No One to the Rescue: The Experience of Emergencies
Peru, Bolivia, Paraguay, South Africa, Ethiopia, Turkey
Emergencies strike whether we are prepared or not. This former firefighter and EMT explored developing countries through the firsthand experiences of everyday rescuers and victims. From volunteer firefighters in the Andes to night-shift ambulance crews in Johannesburg, the men and women on the front lines are caught between daily danger and perpetual neglect.

Alex Winter, Lawrence University
Video Game Culture Studies in East Asia
Korea, China, Japan, Singapore, Cambodia, Thailand
When successful, CHWs can be a vital component of health provision systems. However, their success varies across program models. Interested in community engagement and participatory action, Liana explored how CHW programs were implemented in collaboration with their patient population. She also looked at how programs address cultural understandings of illness in their trainings, curriculum and ultimately their day-to-day outreach.

Liana Woskie, Wesleyan University
Bringing Primary Healthcare Home: The Community Health Worker
Tanzania, Rwanda, Turkey, Bangladesh, South Africa, Lesotho, Mozambique, Malawi, India
Community Health Workers (CHWs) are able to act as bridge between patients and biomedical care. When successful, they can be an effective and vital part of health provision systems; they have the unique ability to reach populations that have been deemed medically unreachable. However, their success varies across cultures and program models.

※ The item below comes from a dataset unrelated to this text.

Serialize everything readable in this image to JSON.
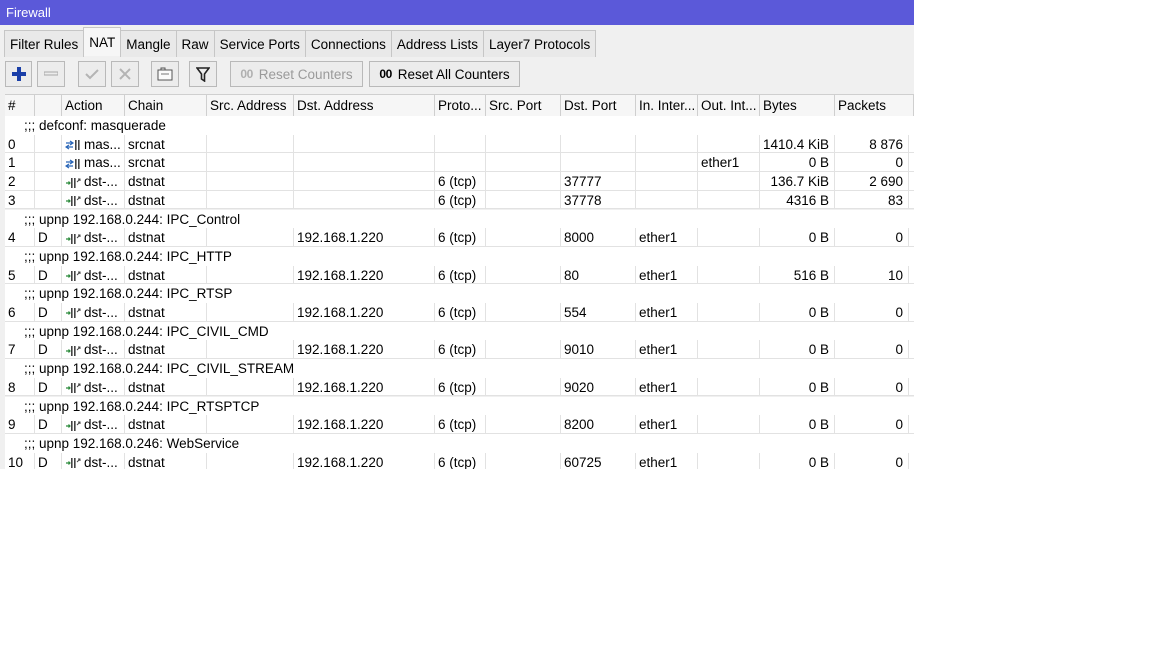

During my Wanderjahr, I would like to gain an understanding of what resources and structures are necessary to make a CHW both be and feel successful in reaching their patients comprehensively and effectively.

*Travel to this country is permitted only if the U. S. State Department lifts its travel warning.

 
© Copyright 2014 The Thomas J. Watson Foundation